Spotted eagle rays are typically large, with wingspans that can reach up to 10 feet. They have flattened bodies and long, pointed snouts that are used for hunting. The distinctive spots on their backs are used for camouflage, helping them blend in with the sand and rocks on the ocean floor. Spotted eagle rays also have a long, whip-like tail that can be used for defense.
Spotted eagle rays are found in tropical waters around the world, including the Atlantic, Pacific, and Indian Oceans. They prefer shallow waters near coral reefs and other underwater structures, but can also be found in deeper waters.
Spotted eagle rays are opportunistic feeders and will eat a variety of prey, including small fish, crustaceans, and mollusks. They use their long snouts to root around in the sand and uncover hidden prey. Spotted eagle rays have specialized teeth that are adapted for crushing and grinding shells, making them well-suited for eating hard-shelled mollusks like clams and snails.
Spotted eagle rays are known for their acrobatic displays, often leaping out of the water and spinning in the air. These displays are thought to be a form of communication or courtship behavior. Spotted eagle rays are also known for swimming in groups, or "schools," which can consist of dozens of individuals.
Like many marine species, spotted eagle rays are facing threats from human activities such as overfishing and habitat destruction. They are also vulnerable to entanglement in fishing nets and other types of marine debris. Some countries have implemented measures to protect spotted eagle rays, such as restricting fishing and establishing marine protected areas.
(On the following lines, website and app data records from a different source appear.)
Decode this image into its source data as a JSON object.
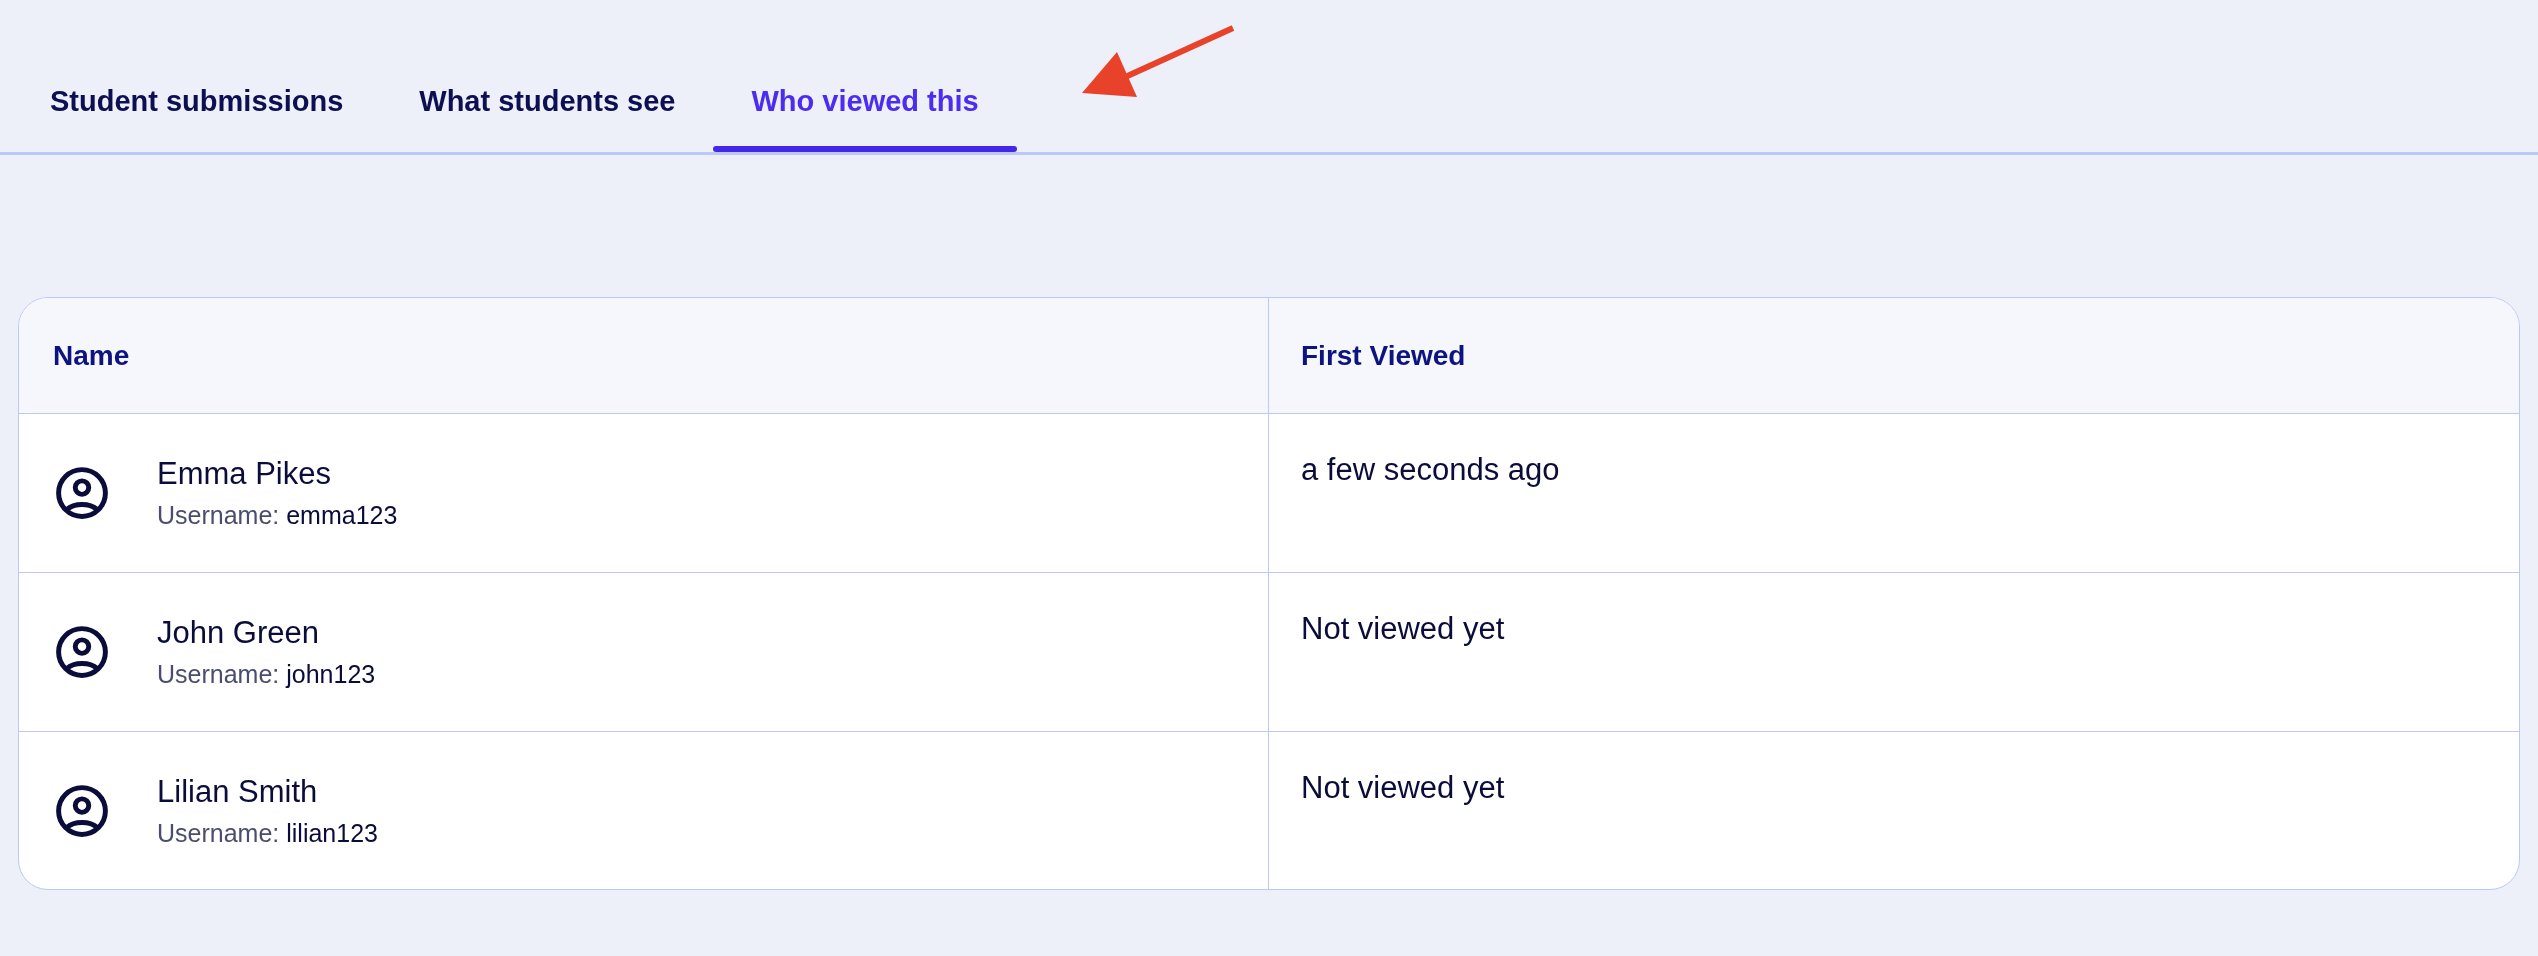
{
  "tabs": [
    {
      "label": "Student submissions",
      "selected": false
    },
    {
      "label": "What students see",
      "selected": false
    },
    {
      "label": "Who viewed this",
      "selected": true
    }
  ],
  "table": {
    "columns": [
      "Name",
      "First Viewed"
    ],
    "rows": [
      {
        "name": "Emma Pikes",
        "username_label": "Username:",
        "username": "emma123",
        "first_viewed": "a few seconds ago"
      },
      {
        "name": "John Green",
        "username_label": "Username:",
        "username": "john123",
        "first_viewed": "Not viewed yet"
      },
      {
        "name": "Lilian Smith",
        "username_label": "Username:",
        "username": "lilian123",
        "first_viewed": "Not viewed yet"
      }
    ]
  }
}
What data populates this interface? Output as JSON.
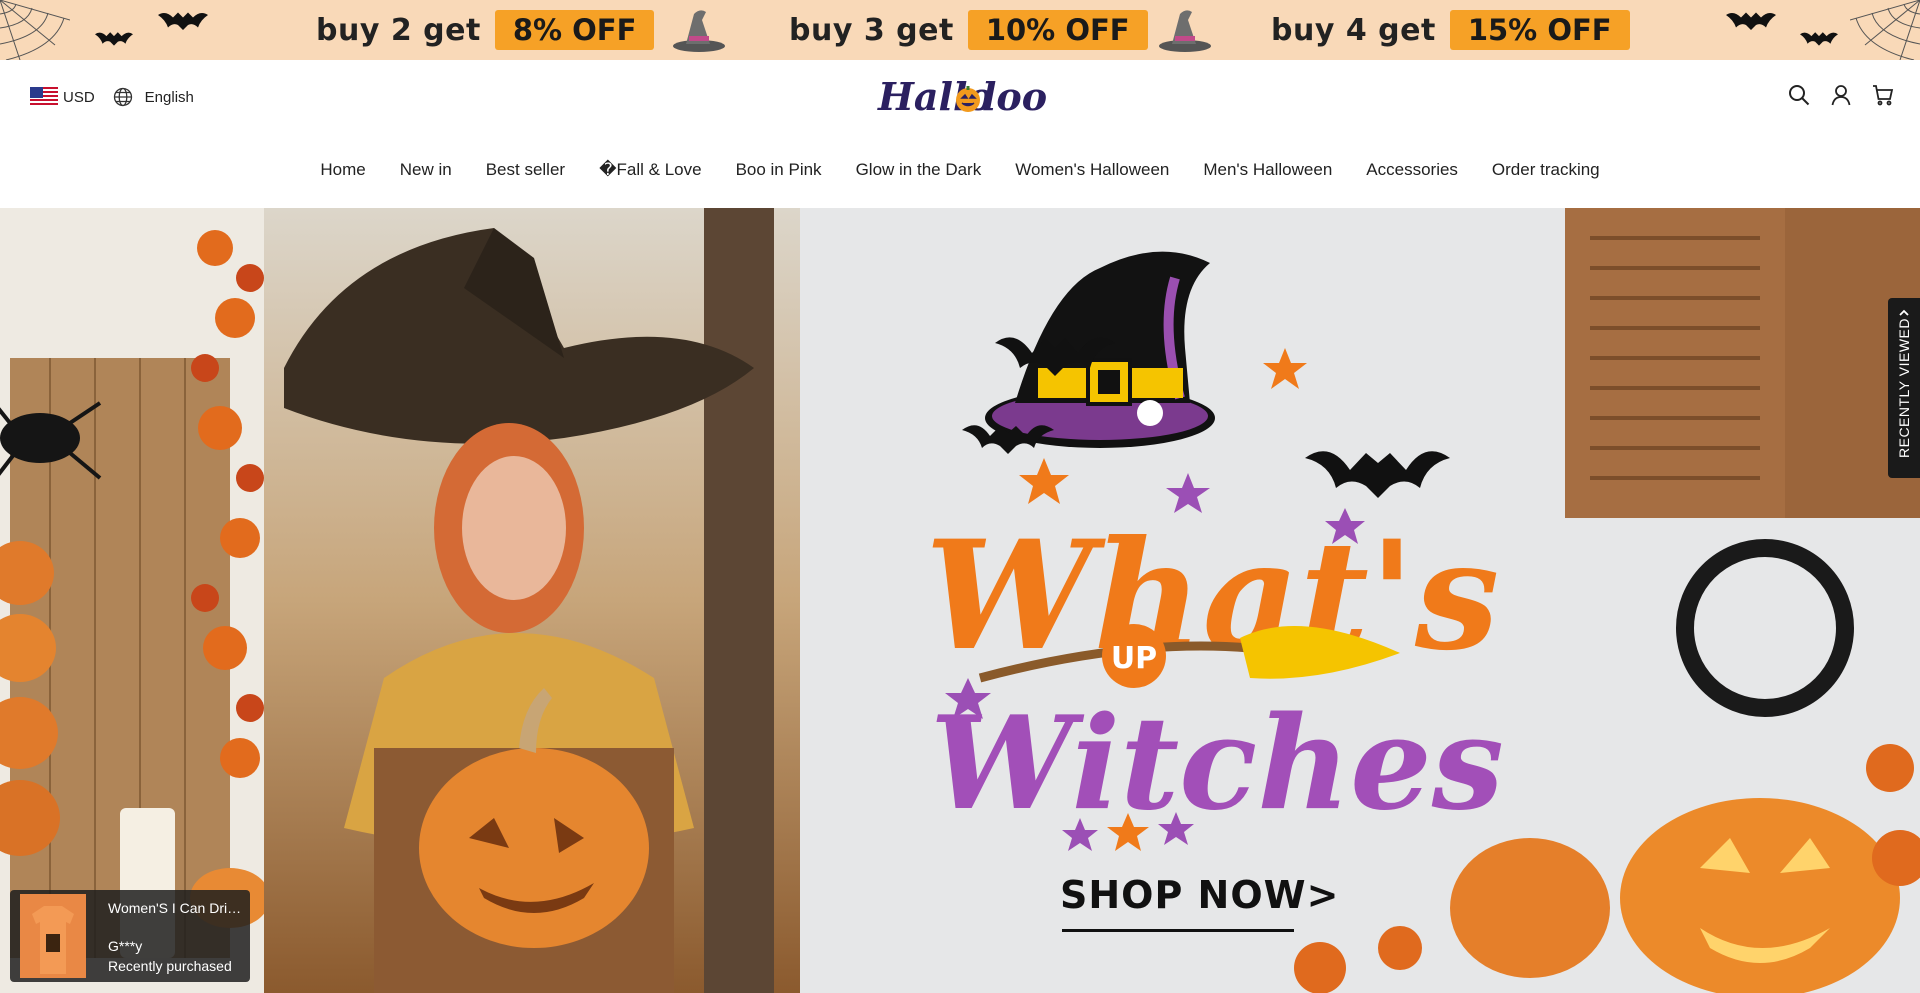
{
  "promo": {
    "offers": [
      {
        "text": "buy 2 get",
        "badge": "8% OFF"
      },
      {
        "text": "buy 3 get",
        "badge": "10% OFF"
      },
      {
        "text": "buy 4 get",
        "badge": "15% OFF"
      }
    ],
    "badge_color": "#f6a126",
    "background": "#f9d9b8"
  },
  "header": {
    "currency": "USD",
    "language": "English",
    "logo_text": "Hallolook",
    "icons": [
      "search-icon",
      "account-icon",
      "cart-icon"
    ]
  },
  "nav": {
    "items": [
      "Home",
      "New in",
      "Best seller",
      "�Fall & Love",
      "Boo in Pink",
      "Glow in the Dark",
      "Women's Halloween",
      "Men's Halloween",
      "Accessories",
      "Order tracking"
    ]
  },
  "hero": {
    "headline_top": "What's",
    "headline_mid": "UP",
    "headline_bottom": "Witches",
    "cta": "SHOP NOW>"
  },
  "recently_viewed": {
    "label": "RECENTLY VIEWED"
  },
  "purchase_popup": {
    "product_name": "Women'S I Can Driv...",
    "buyer": "G***y",
    "status": "Recently purchased"
  }
}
In conclusion, spotted eagle rays are amazing creatures that are well-adapted to life in the ocean. Their unique appearance and behavior make them a popular sight for divers and snorkelers around the world. It's important that we work to protect these animals and their habitats, so that future generations can continue to enjoy their beauty and wonder.